_What is being asked:_ From the material below, copy each line that holds the word "systems".
===== Input
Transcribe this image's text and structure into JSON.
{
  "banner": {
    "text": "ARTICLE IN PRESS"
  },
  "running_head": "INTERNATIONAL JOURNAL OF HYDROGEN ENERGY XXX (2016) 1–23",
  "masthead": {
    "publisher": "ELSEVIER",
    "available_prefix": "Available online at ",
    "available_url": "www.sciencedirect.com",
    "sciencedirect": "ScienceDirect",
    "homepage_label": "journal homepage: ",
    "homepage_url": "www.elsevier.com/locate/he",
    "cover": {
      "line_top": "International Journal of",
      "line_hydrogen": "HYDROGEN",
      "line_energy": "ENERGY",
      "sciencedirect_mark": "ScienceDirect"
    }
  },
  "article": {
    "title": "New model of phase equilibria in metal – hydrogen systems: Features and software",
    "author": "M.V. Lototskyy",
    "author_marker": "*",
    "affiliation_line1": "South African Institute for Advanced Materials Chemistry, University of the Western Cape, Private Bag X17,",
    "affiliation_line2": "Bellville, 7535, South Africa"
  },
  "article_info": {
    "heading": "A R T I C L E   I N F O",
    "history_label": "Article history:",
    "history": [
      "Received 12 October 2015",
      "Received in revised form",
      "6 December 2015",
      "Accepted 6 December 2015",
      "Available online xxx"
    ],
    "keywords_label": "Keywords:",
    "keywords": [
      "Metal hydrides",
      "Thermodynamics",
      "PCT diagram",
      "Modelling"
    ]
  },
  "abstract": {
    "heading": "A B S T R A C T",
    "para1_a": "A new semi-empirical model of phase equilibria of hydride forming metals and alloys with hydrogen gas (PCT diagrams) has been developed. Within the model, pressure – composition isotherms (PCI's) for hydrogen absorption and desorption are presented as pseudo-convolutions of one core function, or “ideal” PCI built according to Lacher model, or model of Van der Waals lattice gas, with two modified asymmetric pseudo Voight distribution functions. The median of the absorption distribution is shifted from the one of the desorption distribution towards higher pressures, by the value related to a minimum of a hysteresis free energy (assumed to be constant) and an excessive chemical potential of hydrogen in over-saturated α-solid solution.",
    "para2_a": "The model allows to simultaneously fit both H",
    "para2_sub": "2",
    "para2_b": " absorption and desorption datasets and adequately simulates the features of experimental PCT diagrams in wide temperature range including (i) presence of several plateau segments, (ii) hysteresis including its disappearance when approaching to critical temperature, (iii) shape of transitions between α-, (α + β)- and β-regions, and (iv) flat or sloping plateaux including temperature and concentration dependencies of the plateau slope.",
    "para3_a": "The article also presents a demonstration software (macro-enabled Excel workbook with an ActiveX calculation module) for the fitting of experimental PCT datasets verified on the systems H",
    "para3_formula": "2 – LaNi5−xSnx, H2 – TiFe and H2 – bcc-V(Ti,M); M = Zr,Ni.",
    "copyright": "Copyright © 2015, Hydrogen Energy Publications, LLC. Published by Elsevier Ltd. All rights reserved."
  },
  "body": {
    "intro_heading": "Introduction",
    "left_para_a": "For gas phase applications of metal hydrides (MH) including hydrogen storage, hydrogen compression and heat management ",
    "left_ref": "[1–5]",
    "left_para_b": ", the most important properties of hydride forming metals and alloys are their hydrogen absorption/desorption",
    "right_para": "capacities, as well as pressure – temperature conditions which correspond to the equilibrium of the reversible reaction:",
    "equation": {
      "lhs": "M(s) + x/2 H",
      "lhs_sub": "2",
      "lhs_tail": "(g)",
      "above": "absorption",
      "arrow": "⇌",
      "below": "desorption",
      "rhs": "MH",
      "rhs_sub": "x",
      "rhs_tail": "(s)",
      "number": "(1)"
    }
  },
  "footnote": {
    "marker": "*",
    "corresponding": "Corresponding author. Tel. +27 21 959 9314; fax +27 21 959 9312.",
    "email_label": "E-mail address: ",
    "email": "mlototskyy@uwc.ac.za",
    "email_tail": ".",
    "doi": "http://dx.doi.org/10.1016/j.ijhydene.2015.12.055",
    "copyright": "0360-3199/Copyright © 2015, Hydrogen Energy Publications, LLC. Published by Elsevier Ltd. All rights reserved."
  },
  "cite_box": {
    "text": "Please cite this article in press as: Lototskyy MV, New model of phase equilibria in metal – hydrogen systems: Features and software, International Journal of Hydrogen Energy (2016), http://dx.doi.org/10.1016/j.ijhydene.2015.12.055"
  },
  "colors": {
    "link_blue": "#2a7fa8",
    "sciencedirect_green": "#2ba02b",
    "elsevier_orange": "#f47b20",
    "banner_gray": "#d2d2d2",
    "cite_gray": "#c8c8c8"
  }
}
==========
_Answer space:_
    "title": "New model of phase equilibria in metal – hydrogen systems: Features and software",
    "para3_a": "The article also presents a demonstration software (macro-enabled Excel workbook with an ActiveX calculation module) for the fitting of experimental PCT datasets verified on the systems H",
    "text": "Please cite this article in press as: Lototskyy MV, New model of phase equilibria in metal – hydrogen systems: Features and software, International Journal of Hydrogen Energy (2016), http://dx.doi.org/10.1016/j.ijhydene.2015.12.055"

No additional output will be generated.